Today was not a good day.
I don't know. I woke up in a fair to neutral mood. I got to work, though, and things just went to shit.
My company has what I like to call a cargo cult philosophy. Various people in authority at my firm read or hear of these new concepts or 'best practices' or 'development patterns' from people at other companies who have mindshare and think...hey! We should try that!
Nobody seems to ever put in the minimum next sixty seconds of thought and ask "...would that make any sense here?" Because invariably, no, it doesn't. Agile, DevOps, Readme-Driven Development, Scrum and Kanban, etc. These are all interesting ideas, and (in my opinion, yes) methodologies or philosophies that work really well for some people. However, (again in my opinion) saying 'if we adopt Agile we will do better' is just dumb, if it's not couched as 'Do we have the requisite conditions and skill set for Agile methodologies to be helpful?'
Today, we had 'Dogfood Day.' The concept is well known and simple. Eat your own dogfood. Have your own personnel use (actually use, not just 'test') your own products, pretending to be your customers. This should, in theory, offer your engineers better perspective on what their customers want and don't want; it should give smart people who aren't numb from familiarity a chance to spot UI or functional glitches or bad design decisions. It should even function as a sort of rough testing round for your apps. Sounds good, right?
Well. What if I told you that our software is built in modules, and each of those modules is intended to support a business process that is so labyrinthine (both from innate complexity and from a heavy burden of government regulation) that some of the richest companies in the world have entire departments whose jobs are bounded by the functionality of one of those seven or eight modules? Because, you know, this is true. Now: once you know that, consider this for a 'Dogfood Day': Take teams of your engineers, four or five people in each, and have them try to work through the entirety of the business process for all seven modules in one business day. Never mind that even those engineers who actually work on these modules probably aren't more than passably familiar with that one segment of the process, and never mind that the process involves huge amounts of tacit and subject-area knowledge.
Now, bear in mind that I don't even work on any of those software modules. I'm a DevOp; what I call an Op. I make shit run. I build servers, manage servers, and at the very very far end of my job description, I deploy code to those servers and make sure it functions.
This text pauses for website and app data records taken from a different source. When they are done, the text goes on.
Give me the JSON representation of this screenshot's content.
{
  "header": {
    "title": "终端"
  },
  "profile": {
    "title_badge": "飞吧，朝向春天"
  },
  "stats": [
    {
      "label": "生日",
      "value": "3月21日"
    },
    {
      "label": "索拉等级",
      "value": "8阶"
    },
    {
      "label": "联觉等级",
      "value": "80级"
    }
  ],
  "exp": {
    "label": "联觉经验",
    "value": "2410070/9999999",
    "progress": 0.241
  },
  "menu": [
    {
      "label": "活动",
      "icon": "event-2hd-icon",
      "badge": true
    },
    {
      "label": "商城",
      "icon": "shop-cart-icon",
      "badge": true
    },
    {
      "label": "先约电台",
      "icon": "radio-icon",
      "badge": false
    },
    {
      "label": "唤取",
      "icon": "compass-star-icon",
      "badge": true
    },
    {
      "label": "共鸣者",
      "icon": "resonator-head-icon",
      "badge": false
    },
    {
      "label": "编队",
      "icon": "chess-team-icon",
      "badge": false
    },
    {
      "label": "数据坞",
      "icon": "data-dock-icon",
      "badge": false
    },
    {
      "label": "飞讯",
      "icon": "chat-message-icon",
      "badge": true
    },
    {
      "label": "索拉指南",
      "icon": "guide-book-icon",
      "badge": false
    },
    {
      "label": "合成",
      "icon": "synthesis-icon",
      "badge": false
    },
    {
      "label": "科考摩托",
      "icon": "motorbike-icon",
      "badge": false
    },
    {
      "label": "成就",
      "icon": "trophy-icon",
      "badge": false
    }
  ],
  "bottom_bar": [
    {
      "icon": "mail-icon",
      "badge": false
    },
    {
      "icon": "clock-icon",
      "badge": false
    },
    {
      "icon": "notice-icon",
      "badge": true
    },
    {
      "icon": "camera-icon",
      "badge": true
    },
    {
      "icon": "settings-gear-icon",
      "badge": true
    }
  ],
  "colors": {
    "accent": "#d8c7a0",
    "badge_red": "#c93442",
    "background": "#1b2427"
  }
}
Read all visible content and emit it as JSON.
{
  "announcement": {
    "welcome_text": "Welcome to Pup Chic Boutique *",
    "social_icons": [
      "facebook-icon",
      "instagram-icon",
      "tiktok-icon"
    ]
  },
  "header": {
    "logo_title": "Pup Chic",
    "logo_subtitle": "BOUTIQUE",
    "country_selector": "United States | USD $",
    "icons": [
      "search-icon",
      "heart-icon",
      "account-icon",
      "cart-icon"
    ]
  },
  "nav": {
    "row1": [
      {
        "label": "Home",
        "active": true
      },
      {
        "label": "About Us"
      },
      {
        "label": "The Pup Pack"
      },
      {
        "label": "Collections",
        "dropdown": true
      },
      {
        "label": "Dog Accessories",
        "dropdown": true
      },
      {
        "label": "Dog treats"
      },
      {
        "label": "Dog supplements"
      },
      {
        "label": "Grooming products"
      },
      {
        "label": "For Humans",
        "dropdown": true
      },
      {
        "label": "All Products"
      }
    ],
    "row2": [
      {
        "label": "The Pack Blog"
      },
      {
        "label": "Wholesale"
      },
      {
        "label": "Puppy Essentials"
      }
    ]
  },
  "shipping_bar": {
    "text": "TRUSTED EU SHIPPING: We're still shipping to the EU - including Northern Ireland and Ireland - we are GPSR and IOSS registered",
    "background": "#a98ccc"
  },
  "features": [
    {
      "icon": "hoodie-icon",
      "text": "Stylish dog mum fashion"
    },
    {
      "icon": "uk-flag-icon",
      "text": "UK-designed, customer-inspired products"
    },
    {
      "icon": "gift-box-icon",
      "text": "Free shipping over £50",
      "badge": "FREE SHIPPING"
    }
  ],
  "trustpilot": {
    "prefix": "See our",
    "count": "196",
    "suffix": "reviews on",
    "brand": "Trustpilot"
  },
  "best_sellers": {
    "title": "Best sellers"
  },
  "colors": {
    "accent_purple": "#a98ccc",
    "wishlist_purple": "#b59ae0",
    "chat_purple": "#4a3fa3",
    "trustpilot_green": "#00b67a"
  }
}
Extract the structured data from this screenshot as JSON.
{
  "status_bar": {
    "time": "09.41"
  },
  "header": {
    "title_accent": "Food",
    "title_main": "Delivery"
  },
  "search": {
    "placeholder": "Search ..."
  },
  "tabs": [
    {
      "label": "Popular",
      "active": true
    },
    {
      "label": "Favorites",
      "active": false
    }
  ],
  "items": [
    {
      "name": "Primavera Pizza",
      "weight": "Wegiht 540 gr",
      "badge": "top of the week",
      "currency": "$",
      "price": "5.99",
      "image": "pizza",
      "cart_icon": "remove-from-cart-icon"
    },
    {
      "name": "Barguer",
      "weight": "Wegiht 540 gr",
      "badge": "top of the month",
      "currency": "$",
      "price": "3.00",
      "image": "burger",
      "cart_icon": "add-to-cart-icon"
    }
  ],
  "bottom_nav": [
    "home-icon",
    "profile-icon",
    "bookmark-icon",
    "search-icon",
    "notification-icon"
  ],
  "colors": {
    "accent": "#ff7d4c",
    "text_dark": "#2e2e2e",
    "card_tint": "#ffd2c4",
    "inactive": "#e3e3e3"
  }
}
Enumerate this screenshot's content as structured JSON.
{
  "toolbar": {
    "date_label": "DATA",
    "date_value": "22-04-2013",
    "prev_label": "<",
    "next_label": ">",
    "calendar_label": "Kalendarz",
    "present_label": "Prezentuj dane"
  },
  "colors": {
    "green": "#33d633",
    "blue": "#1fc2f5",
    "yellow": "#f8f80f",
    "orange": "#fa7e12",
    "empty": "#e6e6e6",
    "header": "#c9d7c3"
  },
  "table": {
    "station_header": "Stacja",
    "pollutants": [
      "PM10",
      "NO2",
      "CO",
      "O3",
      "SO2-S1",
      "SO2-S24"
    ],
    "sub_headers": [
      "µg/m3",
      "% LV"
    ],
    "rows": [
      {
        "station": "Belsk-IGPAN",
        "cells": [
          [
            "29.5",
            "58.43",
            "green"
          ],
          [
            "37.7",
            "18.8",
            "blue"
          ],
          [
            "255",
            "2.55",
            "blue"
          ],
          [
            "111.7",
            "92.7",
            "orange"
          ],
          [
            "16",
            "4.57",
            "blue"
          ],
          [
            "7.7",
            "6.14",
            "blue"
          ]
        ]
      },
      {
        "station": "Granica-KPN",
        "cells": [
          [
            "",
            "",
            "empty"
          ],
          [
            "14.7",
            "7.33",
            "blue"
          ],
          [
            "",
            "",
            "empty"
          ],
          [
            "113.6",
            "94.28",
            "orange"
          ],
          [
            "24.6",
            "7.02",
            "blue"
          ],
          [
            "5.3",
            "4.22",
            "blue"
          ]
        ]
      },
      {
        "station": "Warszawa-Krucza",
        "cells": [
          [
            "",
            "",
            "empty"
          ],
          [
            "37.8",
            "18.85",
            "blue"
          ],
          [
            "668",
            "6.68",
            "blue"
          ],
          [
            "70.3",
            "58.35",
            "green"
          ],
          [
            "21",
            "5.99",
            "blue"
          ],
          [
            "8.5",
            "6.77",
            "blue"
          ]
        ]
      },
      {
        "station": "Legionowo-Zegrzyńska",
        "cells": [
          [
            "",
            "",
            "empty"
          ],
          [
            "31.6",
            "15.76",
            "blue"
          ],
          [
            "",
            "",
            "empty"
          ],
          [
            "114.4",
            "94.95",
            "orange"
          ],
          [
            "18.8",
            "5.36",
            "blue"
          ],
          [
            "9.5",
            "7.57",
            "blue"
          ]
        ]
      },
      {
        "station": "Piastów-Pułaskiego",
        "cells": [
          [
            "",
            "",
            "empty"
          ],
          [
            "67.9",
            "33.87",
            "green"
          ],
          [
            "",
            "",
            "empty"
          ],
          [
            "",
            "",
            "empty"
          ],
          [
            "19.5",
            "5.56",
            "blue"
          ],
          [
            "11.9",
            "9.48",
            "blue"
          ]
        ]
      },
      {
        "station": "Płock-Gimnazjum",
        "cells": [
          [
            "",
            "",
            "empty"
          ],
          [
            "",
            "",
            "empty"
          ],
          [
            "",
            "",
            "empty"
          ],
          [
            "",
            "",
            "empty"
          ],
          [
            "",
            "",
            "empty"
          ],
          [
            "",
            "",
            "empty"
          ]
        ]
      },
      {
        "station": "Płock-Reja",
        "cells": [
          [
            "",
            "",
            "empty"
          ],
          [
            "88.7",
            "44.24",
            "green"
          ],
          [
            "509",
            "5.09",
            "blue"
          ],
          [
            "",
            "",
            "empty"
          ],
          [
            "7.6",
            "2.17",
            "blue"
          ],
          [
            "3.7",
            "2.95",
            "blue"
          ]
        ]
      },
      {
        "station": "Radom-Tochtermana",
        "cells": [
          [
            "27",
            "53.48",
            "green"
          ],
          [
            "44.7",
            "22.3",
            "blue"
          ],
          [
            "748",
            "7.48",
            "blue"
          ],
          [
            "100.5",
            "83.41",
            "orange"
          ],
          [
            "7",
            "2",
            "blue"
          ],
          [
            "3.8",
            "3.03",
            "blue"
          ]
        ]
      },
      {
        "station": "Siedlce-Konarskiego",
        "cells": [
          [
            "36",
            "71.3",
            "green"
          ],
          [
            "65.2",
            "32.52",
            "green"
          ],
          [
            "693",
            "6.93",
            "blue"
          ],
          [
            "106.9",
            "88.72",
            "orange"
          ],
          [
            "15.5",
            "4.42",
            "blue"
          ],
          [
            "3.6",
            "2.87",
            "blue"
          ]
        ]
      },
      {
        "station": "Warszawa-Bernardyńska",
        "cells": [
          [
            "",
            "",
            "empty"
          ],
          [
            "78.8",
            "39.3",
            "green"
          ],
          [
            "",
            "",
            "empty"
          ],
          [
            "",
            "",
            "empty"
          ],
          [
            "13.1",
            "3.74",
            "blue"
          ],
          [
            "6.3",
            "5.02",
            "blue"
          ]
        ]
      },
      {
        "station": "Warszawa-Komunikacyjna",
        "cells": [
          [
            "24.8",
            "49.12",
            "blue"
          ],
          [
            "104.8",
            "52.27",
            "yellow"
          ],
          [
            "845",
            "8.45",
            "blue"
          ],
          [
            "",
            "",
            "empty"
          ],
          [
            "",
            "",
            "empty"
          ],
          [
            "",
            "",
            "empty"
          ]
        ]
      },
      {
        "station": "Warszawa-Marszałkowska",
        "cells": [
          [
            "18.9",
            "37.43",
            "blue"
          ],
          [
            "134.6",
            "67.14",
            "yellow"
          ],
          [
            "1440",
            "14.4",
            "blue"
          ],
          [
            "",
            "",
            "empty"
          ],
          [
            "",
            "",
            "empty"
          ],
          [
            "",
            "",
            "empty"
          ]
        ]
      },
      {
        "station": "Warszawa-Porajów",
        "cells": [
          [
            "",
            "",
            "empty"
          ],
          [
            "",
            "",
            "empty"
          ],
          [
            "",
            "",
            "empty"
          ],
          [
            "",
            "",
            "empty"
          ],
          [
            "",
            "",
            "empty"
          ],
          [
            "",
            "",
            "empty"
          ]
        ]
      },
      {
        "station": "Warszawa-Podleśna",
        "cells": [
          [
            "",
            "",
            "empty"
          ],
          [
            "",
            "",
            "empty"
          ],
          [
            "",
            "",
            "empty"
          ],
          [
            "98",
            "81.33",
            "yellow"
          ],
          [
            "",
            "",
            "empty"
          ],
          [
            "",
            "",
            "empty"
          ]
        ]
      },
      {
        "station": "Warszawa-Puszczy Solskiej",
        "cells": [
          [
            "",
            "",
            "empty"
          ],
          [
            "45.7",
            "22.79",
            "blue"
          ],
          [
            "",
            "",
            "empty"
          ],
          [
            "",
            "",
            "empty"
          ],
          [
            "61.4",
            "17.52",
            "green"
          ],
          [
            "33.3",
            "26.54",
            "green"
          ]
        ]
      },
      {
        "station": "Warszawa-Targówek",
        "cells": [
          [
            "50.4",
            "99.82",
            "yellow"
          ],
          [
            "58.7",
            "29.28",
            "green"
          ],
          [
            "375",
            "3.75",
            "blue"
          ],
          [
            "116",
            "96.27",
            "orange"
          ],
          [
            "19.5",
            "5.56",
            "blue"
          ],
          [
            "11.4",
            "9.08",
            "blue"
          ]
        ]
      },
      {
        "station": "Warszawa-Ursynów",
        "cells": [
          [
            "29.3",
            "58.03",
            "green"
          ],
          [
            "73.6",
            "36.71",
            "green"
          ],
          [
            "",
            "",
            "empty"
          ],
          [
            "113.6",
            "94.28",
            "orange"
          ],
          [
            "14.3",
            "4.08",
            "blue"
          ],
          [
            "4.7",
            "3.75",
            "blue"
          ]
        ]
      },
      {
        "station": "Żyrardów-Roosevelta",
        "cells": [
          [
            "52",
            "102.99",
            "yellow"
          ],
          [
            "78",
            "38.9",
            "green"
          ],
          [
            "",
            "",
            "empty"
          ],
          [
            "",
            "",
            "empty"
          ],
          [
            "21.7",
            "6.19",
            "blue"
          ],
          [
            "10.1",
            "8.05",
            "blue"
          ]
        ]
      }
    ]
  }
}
I never use our products other than to do minimal functionality checks, and since our company never bothered to really put in a management interface, any actual in-application management tasks I have to do get done externally via scripts or manual command-line tweaking.
In sum: I have no idea how this stuff works.
Now take me, a couple of weeks before we shut down for holidays and when I have a whole set of deadlines, and tell me I have to spend an entire day 'competitively' using those systems which automate a workflow I don't know and honestly couldn't care less about.
And make sure I'm in a really, really bad mood about every part of my life outside of work.
Well, I'm sure you can guess.
A while back, I worked myself into a really, really bad situation vis-a-vis another person. Not a bad situation involving the two of us. Rather, a bad situation where I was...well, never mind, it's not important. Suffice it to say, the situation is pretty much resolved - not in the sense of 'worked out' but in the sense of 'okay, this will never become an issue, and that's what you want, right? Right?'
Yes, it is.
For every good reason that ever existed.
But see, the fact that it won't become an issue...makes me feel fairly unimportant and useless and hopeless.
And that's not the worst bit. Worse than that is the fact that my feeling that way, despite knowing it's the best possible outcome, makes me angry as hell at myself, because it means...I'm useless and hopeless.
And you know what? As stupid as it sounds, those metaloops go on up the chain. There is an infinite spiral of fail here, and it's all mine.
At the end of the day, while the world will move on probably 'as it should' without any bad things having happened (or rather, without any 'Things That Really Should Not Happen, No, Not At All' having happened) - I gotta say, once more, it just feels like I sucked it up to make sure the world kept spinning. I sold myself a story to prevent myself from doing really, really stupid shit - but the stupid shit, while it would have probably made me and others miserable, would have been the truth, and the story is just another layer of the martyr complex I've wrapped around myself to try to 'ensure my suffering has meaning' or some shit.
That doesn't mean it was the wrong thing to do. But it does mean I need, desperately, to find another way to handle situations like this, because I've been doing it this way my whole life, and it's killing me.